When player suggestions get accepted, they are not necessarily taken literally. The suggestions range from small to massive. Some are little tweaks that have been done, and some haven't. Then you have those that want to redesign the game. But it's great to see that level of enthusiasm from the players. I think that some of the smaller things are done, like GUI edition and similar issues. You can see in each update that some of the changes are things that have been suggested on the thread or from feedback. I think it's a myth that developers don't read forums. All developers read forums, daily. I certainly do.
So yes, we do take them in, but suggestions like totally new game-systems are not taken word by word. They might however inspire thoughts in one of the designers that might have an effect on something we are currently working on or planning to do.
Overall, it is a combination of straight influence of everything from "I think you should put a button there." to the "Wouldn't it be cool if you had a big boss that does this and this". But again, it might spark a thought.
It's certainly good as inspiration, or evidence for that matter. One of the designers might say "You said no to that idea, but look at what they are talking about right here!" In that way they might use it as a means to score points with the producers.
At the end of the day, the designers are players too and don't think too differently from the gamers. They have the same motivations, the same things they might find interesting or fun. I think players would be surprised to find out how many of their suggestions have already been covered.
It's always good to see player feedback. Sometimes you will find matters that makes you go "Oh yeah, I hadn't thought of that." That can be a really simple or a really complex thing. This feedback can be something players have seen in another game or something they have thought of themselves.
With mechanics it's kind of hard, because no one has actually copyrighted the RPG-system mechanics.

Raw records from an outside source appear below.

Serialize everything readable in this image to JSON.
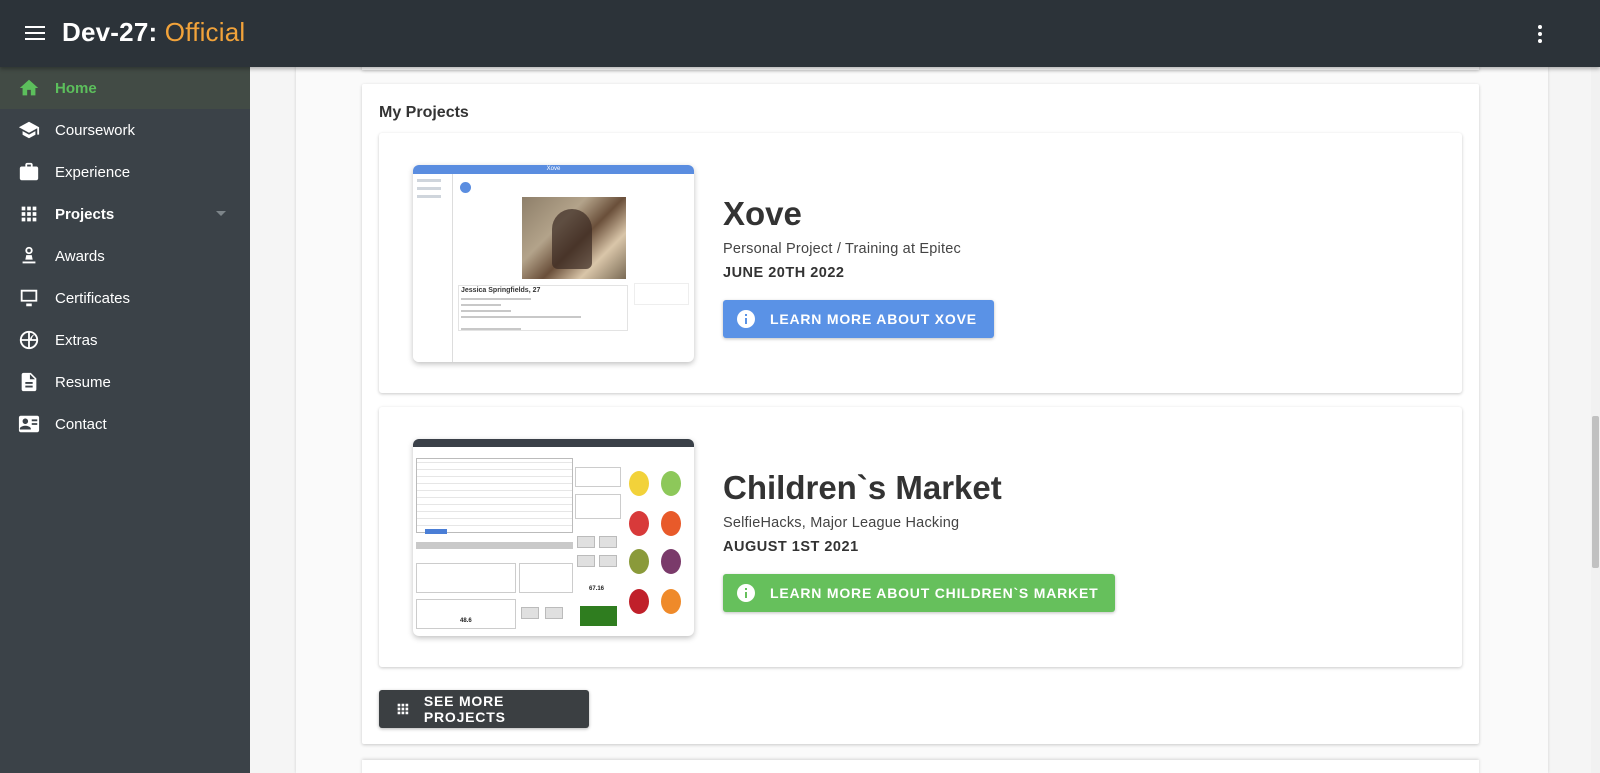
{
  "app": {
    "brand_main": "Dev-27:",
    "brand_accent": "Official"
  },
  "colors": {
    "topbar": "#2c3339",
    "sidebar": "#3b4248",
    "active": "#5cbf5c",
    "accent": "#f2a33a",
    "blue_button": "#5a92e6",
    "green_button": "#66c05c"
  },
  "sidebar": {
    "items": [
      {
        "label": "Home",
        "icon": "home-icon"
      },
      {
        "label": "Coursework",
        "icon": "school-icon"
      },
      {
        "label": "Experience",
        "icon": "briefcase-icon"
      },
      {
        "label": "Projects",
        "icon": "apps-grid-icon"
      },
      {
        "label": "Awards",
        "icon": "award-icon"
      },
      {
        "label": "Certificates",
        "icon": "certificate-icon"
      },
      {
        "label": "Extras",
        "icon": "basketball-icon"
      },
      {
        "label": "Resume",
        "icon": "document-icon"
      },
      {
        "label": "Contact",
        "icon": "contact-card-icon"
      }
    ]
  },
  "projects_section": {
    "title": "My Projects",
    "projects": [
      {
        "name": "Xove",
        "subtitle": "Personal Project / Training at Epitec",
        "date": "JUNE 20TH 2022",
        "button": "LEARN MORE ABOUT XOVE",
        "thumb_title": "Xove",
        "thumb_profile": "Jessica Springfields, 27"
      },
      {
        "name": "Children`s Market",
        "subtitle": "SelfieHacks, Major League Hacking",
        "date": "AUGUST 1ST 2021",
        "button": "LEARN MORE ABOUT CHILDREN`S MARKET",
        "thumb_total": "67.16",
        "thumb_total2": "48.6"
      }
    ],
    "see_more": "SEE MORE PROJECTS"
  }
}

So it's more about interpretations: "Oh, I have seen this feature, has someone else done it?". Personally I'm always careful about adding content. I would never add a system in a game; for the sake of that some one else has it. I added the system because I thought it would give more value to the game. And it is the most value we can get from that system at any given time. Sometimes it will be like a system on another game, but I will always have asked our designers to put a personal touch on it and not just copy.

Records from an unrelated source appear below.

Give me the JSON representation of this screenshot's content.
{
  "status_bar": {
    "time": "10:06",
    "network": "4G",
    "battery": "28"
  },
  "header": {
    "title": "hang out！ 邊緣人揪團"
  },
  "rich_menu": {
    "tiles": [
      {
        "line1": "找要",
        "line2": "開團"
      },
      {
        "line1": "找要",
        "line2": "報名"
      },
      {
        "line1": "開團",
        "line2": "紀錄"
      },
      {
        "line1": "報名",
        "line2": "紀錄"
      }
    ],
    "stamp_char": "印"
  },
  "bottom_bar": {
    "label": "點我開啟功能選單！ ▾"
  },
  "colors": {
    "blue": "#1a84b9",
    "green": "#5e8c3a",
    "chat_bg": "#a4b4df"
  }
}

I think that our PvP systems, where we added the PvP levels and the consequence system, was a good derivative of that. Yes, we added a PvP leveling system, which is very much like what you'll find in our own games like Anarchy Online, or in other games like World of Warcraft or Warhammer. But we also added the consequence system, which is unique to our game. And while we have elements that have existed in other games, we still did it in a slightly different way, like the redemption quests, which are very uniquely Conan, and feel 'right' in the setting.
I think that is the right way of looking at it. Is to "Oh, we need this, just because so and so did it. We need to do it in a way that keeps with our license". There will be elements that are part of a system here and a system there, because pretty much everything has been done now. There probably hasn't been a unique MMO mechanic since the first generation. There are only evolutions of and additions to what already existed. The achievement system in World of Warcraft for example has been taken from single player games. It's an element that has been in other games for many years. EverQuest did things like alternate advancements many years ago. Ultima Online did skill based game-play etc etc. I always challenge the designers, so rather than say "Let's 'steal' this." We should look at it and find that it's actually a derivative from this, this and that in the past. So we can then go back and look at all those. Find what made the best combination of all those elements, and let us do it the best way we can.